Studies show that loneliness is as bad for your health as smoking or obesity. People who are lonely are at higher risk of diabetes, heart disease and dementia.
So what if a doctor could prescribe social connection? What if the entire community was treated as part of the health care system, and if social connection and health were treated as though they went hand in hand?
In one small town—Frome, England—they are. And they have the data to prove it pays off.
In 2013 general practitioner Dr. Helen Kingston started a project called Compassionate Frome when she noticed that many of her patients were coming into her clinic complaining of loneliness. Compassionate Frome began training “health connectors”—volunteers in the community who understand the range of health and wellness services available to patients. When someone was struggling with their health and complaining of loneliness, a health connector would be assigned to meet with that person and talk with them, providing a social connection while also helping them find the resources to address their health concerns.
These health connectors could connect the patients to traditional medical services, but also to social services: discussion groups, a “shed” where men could come together to work on projects, group exercise classes, help with shopping, help joining a community choir, even a befriending service.
Compassionate Frome started health cafes where people could sit around coffee and cake and discuss their health with friends, volunteers and health care practitioners alike, or simply come for the company. They also trained health connectors out in the community—everyday people like hairdressers, baristas and taxi drivers—to help connect people with services right on the spot when a health issue or an issue of loneliness came up casually in conversation.
The result? Hospital visits went down. Health spending went down. And social capital went way, way up.
A study published in Resurgence and Ecologist comparing health data from 2013/2014 to 2016/2017 showed that while hospital visits across the county increased by 29 percent during that time, visits dropped by 17 percent in Frome. While health care costs rose by 21 percent across the Somerset region, costs in Frome actually fell by the same amount.
“In terms of magnitude this represents five percent of the total health budget. No other factors were attributable to the fall in hospital admission rates,” Julian Abel, a consultant in palliative care who is involved in the project told Resurgence and Ecologist.
“For every £1 spent on this scheme, the National Health Service is saving £6,” said Dr. Kingston in an interview with the BBC.
Today the Compassionate Frome project falls under Health Connections Mendip, the community development service at Frome Medical Practice. They have 400 groups and organizations offering support, advice, companionship and creative activity, including support groups for specialized issues like hearing support, coping with COPD and retiring, as well as cafes to discuss any and all themes related to death. They have trained over 1,100 community connectors who each talk to an average of 20 people per year, resulting in over 22,000 health and community connections annually—nearly the entire population of the town.
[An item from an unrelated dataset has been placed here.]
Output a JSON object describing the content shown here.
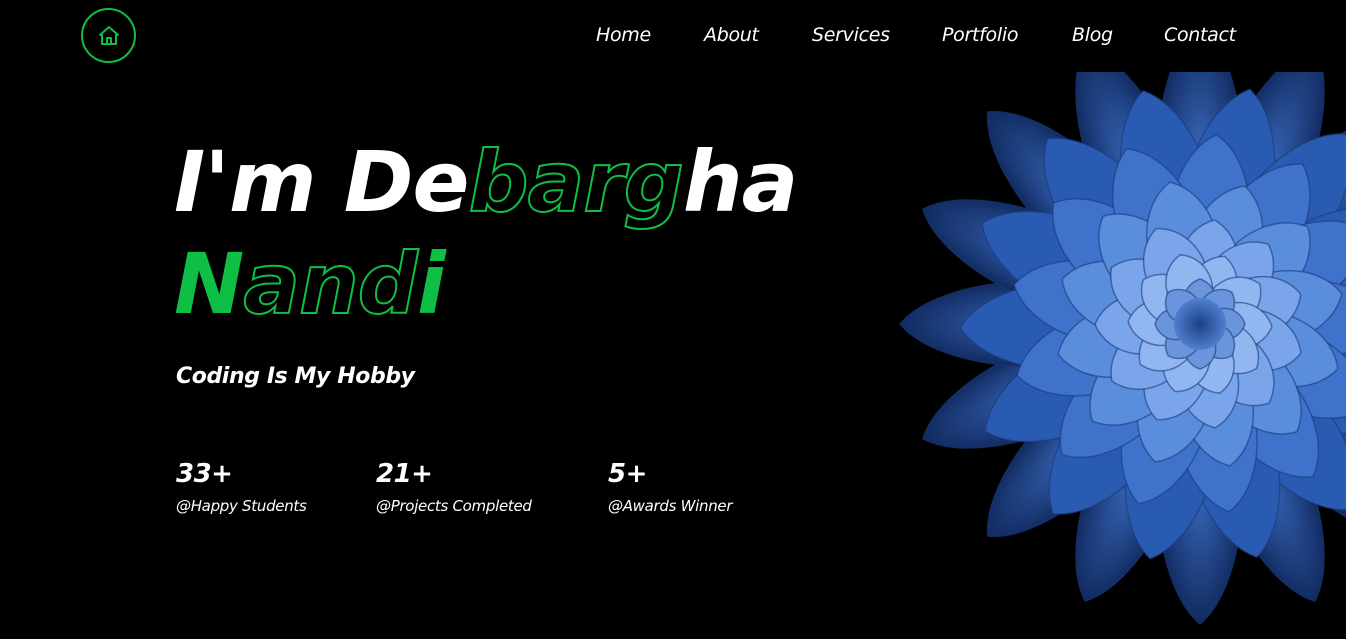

The initiative is spreading across the Somerset area now, and has inspired a similar program now being implemented by a palliative care team in Minnesota.